In the vast wilderness of the Exilwald, he’s known to the other outcasts as Kinglet. As long as Kristan stays hidden, he can elude the bounty hunters, brutal soldiers and terrifying spells of Daazna, the Wichelord who killed his father and destroyed his life.
But when a new band of pursuers comes looking for him, Kristan’s wariness gives way to intrigue. For bounty hunters they’re oddly inept, and a young woman in their company is leaving enigmatic drawings wherever they go. As they plunge deeper into the Exilwald, Kristan follows. He discovers the drawings symbolize the Gemeta Stone, an ancient family talisman seized by Daazna but now in the little band’s possession.
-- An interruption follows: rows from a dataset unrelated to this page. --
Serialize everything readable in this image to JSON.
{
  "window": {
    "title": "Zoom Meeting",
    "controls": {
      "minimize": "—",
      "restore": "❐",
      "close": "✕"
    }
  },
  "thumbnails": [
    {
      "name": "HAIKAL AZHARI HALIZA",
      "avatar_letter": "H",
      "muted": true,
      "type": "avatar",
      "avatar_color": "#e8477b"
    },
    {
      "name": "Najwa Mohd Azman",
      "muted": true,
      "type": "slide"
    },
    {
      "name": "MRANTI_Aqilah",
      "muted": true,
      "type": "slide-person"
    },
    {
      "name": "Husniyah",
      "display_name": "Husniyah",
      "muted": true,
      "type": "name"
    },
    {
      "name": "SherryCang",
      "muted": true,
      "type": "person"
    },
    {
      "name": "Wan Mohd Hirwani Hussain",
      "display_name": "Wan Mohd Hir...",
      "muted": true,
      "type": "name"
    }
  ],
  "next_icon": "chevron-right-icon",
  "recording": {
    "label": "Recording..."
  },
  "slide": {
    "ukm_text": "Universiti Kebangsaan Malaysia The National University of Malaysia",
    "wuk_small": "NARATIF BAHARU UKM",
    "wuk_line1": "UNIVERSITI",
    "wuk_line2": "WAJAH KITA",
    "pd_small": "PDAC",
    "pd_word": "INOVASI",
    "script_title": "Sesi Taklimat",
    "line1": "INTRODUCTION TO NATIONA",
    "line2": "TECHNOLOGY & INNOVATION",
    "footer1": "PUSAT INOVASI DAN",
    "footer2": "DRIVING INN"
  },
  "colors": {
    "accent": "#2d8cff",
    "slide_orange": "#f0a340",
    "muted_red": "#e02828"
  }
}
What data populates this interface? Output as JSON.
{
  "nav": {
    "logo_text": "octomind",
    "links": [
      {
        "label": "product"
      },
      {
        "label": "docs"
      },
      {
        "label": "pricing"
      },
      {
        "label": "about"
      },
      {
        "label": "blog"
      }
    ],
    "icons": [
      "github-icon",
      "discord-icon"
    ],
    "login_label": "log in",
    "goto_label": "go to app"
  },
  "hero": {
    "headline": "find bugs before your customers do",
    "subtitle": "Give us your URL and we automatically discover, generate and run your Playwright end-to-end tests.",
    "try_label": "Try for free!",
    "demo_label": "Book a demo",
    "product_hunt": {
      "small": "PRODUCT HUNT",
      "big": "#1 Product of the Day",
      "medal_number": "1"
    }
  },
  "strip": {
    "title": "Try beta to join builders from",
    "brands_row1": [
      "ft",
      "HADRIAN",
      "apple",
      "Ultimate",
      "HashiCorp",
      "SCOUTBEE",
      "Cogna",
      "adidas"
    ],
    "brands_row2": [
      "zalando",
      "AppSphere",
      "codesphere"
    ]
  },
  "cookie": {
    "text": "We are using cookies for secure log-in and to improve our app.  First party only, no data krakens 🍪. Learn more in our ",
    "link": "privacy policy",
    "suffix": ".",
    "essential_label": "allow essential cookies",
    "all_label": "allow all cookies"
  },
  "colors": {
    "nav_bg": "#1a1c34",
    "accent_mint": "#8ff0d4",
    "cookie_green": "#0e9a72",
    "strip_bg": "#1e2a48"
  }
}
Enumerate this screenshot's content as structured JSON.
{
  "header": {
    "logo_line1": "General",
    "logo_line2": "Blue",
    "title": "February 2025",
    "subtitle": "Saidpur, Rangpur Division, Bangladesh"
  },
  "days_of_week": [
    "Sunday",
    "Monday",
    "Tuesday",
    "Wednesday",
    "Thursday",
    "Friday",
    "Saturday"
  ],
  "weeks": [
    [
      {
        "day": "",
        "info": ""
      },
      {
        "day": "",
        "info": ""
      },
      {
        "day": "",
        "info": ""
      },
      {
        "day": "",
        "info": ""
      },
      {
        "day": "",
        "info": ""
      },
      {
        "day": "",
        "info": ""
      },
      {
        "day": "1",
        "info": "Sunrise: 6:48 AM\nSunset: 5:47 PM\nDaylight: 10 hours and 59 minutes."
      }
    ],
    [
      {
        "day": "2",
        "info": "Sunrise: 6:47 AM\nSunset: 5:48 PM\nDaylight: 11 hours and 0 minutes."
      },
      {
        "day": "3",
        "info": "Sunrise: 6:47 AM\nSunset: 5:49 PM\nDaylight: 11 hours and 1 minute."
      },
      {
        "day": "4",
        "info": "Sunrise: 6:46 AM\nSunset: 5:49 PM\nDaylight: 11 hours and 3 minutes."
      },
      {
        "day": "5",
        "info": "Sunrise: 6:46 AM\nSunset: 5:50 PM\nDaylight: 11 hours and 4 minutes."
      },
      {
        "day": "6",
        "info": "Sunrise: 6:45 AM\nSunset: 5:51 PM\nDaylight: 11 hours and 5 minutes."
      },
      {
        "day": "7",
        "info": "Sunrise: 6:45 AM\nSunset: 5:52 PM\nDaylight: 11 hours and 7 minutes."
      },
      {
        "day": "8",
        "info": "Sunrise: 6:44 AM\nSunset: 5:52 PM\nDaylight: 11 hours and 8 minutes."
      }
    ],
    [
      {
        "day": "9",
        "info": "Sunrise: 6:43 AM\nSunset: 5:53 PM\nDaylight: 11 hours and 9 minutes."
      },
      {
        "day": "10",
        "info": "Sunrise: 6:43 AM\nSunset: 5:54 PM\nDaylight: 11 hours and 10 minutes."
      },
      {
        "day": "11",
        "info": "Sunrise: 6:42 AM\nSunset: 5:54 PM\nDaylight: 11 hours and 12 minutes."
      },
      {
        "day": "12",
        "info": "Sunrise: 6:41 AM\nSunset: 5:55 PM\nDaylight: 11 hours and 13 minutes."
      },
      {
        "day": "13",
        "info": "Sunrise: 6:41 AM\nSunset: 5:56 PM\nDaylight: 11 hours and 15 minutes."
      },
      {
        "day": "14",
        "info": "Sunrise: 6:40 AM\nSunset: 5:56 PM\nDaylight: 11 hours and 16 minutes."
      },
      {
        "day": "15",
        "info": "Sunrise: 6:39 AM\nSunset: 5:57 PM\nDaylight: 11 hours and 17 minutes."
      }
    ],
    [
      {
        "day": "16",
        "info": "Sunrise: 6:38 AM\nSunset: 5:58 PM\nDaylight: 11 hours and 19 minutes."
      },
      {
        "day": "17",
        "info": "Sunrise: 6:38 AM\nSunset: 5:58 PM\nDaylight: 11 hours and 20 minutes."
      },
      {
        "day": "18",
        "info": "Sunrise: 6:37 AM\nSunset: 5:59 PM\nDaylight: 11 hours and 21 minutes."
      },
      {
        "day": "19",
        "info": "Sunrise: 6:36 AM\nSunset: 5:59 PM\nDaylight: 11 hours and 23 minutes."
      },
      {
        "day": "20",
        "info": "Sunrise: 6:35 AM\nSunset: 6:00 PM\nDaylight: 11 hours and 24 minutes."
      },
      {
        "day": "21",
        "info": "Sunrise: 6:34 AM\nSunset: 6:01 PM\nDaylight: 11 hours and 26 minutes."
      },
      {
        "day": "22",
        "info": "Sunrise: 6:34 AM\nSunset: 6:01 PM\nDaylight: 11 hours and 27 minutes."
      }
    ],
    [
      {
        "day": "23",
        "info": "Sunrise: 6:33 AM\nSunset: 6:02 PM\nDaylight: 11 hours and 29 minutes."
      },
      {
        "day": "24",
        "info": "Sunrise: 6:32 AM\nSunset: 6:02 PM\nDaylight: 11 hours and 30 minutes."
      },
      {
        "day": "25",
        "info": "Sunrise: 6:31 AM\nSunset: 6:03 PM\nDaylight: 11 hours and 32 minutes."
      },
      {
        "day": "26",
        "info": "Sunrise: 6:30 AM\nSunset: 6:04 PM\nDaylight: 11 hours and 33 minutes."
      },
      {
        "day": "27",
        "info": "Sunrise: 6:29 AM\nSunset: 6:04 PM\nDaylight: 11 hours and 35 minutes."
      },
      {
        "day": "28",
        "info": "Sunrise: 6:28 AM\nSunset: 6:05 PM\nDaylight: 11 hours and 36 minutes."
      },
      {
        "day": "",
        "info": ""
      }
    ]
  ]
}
With the Stone’s protection, Kristan might stand a chance against Daazna. He could regain his birthright and his honor. But to obtain the Stone, he must reveal his true identity and risk the one thing he has left…his life.
About the Author:
Donna Migliaccio is a professional stage actress with credits that include Broadway, National Tours and prominent regional theatres. She is based in the Washington, DC Metro area, where she co-founded Tony award-winning Signature Theatre and is in demand as an entertainer, teacher and public speaker. Her award-winning short story, “Yaa and The Coffins,” was featured in Thinkerbeat’s 2015 anthology The Art of Losing.